What I found was that Call of Duty has a history of undermining many of the themes video games in general and first person shooters in particular have often been accused of thoughtlessly propagating. Starting from the earliest games of the series, it has been made clear that the one man army player avatars which are common in other games are simply not a worthwhile way of engaging with military history, and the idea that America single handedly won the war, present and uncriticised in a great deal of media holds no water. Interestingly, these changes from what had been the norm in video games up to that point not only resulted in a more accurate reflection of history, but seem to widely be credited with making the game more popular.

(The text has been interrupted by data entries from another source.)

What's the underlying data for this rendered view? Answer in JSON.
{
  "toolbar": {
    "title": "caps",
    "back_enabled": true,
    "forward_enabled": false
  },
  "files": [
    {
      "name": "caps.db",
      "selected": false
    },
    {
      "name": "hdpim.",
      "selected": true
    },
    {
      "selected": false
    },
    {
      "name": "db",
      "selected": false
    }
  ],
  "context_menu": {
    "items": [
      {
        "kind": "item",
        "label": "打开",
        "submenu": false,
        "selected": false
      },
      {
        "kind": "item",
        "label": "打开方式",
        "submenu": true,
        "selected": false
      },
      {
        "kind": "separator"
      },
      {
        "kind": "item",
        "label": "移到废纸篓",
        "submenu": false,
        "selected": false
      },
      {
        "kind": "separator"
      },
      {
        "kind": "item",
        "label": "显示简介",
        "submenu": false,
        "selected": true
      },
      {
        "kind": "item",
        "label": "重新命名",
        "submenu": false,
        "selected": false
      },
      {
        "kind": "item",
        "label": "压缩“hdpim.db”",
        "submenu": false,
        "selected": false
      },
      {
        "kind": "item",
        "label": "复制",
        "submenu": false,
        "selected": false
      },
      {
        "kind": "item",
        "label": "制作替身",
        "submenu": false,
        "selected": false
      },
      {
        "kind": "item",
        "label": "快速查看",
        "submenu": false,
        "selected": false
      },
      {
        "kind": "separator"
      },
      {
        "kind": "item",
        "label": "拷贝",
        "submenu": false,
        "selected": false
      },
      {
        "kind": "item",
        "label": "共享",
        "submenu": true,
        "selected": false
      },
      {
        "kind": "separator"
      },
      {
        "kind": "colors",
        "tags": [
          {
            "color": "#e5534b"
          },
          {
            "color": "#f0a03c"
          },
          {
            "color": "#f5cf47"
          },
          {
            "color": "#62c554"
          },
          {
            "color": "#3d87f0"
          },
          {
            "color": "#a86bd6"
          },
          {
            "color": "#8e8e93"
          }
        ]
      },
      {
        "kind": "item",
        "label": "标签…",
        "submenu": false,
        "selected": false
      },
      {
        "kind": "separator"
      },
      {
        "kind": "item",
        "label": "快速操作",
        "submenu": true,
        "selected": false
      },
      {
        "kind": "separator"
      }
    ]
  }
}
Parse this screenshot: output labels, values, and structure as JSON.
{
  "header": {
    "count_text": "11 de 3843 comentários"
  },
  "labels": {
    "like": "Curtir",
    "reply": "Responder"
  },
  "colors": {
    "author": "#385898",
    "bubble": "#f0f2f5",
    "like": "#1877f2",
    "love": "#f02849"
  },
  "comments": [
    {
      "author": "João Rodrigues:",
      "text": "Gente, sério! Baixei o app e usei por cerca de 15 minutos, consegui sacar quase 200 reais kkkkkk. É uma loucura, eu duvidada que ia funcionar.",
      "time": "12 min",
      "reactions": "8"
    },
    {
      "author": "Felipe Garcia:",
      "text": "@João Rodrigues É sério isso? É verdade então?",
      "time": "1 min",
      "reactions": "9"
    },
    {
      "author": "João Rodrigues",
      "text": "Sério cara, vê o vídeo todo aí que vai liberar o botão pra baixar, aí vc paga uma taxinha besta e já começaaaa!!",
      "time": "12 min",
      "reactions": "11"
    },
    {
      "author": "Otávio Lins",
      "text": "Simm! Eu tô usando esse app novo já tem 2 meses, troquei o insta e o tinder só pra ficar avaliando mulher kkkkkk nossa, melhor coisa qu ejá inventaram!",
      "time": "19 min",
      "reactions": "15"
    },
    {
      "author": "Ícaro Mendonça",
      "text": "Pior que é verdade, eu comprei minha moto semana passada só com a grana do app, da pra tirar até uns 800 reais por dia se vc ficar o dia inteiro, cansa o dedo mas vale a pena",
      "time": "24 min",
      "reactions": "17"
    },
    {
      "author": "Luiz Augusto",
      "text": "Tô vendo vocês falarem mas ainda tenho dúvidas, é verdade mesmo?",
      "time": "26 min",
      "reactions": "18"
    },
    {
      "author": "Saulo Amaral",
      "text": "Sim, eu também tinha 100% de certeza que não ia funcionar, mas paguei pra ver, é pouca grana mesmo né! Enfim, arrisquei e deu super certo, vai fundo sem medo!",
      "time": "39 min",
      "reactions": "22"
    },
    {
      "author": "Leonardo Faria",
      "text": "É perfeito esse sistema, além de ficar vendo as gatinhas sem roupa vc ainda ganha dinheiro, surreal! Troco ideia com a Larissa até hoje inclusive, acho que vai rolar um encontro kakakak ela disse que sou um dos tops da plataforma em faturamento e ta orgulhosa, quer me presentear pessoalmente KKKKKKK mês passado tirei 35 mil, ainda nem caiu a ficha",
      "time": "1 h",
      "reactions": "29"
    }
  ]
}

Later games in the franchise would move to directly criticizing the aggressively interventionist foreign policies which America has implemented throughout both the Cold War and the War on Terror. The most striking example of this is the second Modern Warfare game, in which the main villain is an American general seeking to further militarize American society. Given that the game ends with the player killing him, I’m quite surprised in retrospect that the game did not attract more criticism. In fact, were it not for the Call of Duty’s central place in gaming culture, it seems unbelievable that games with plots like theirs could be made without attracting no end of attacks from those who support such policies.